Excerpts from a dataset:

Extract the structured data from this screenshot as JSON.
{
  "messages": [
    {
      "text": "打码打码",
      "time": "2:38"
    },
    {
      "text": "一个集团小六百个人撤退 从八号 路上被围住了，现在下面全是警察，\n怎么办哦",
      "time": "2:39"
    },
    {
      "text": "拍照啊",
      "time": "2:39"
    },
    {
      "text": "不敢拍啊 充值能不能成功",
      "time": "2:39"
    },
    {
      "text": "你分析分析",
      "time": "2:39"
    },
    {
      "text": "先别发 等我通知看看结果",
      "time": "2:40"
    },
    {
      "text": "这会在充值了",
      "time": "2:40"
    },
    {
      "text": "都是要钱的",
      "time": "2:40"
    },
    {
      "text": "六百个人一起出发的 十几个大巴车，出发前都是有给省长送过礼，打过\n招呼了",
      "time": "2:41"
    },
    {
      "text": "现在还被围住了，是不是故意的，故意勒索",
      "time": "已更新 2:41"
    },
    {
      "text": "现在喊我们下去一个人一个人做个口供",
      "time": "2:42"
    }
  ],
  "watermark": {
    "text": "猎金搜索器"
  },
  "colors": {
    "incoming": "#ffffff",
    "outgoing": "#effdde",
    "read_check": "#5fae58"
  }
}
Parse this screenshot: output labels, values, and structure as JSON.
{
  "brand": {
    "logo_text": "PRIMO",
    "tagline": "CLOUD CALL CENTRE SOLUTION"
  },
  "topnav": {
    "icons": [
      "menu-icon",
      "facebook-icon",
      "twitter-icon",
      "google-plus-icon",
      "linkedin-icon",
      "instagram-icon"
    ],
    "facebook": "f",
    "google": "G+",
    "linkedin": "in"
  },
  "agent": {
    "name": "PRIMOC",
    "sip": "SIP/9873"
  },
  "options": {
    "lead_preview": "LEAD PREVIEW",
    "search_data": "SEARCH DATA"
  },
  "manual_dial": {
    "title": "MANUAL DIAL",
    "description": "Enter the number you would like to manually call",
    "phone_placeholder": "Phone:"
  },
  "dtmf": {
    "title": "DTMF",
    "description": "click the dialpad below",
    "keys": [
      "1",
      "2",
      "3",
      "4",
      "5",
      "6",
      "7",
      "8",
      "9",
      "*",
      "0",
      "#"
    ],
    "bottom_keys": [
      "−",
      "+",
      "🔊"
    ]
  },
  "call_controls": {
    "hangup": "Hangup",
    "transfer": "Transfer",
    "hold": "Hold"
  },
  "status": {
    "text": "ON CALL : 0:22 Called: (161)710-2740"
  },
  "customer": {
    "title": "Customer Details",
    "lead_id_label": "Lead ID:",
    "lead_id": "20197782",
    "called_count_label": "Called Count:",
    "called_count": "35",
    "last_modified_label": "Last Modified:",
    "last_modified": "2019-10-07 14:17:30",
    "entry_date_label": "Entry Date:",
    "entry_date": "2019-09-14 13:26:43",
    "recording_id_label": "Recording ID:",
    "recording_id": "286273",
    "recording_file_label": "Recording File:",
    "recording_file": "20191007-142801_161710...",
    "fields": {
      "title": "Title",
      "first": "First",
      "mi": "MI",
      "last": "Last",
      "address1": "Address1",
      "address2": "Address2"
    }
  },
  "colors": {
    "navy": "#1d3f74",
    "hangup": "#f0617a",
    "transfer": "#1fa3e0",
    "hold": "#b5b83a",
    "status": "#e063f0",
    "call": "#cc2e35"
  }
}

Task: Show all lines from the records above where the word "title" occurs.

Your response:
    "title": "MANUAL DIAL",
    "title": "DTMF",
    "title": "Customer Details",
      "title": "Title",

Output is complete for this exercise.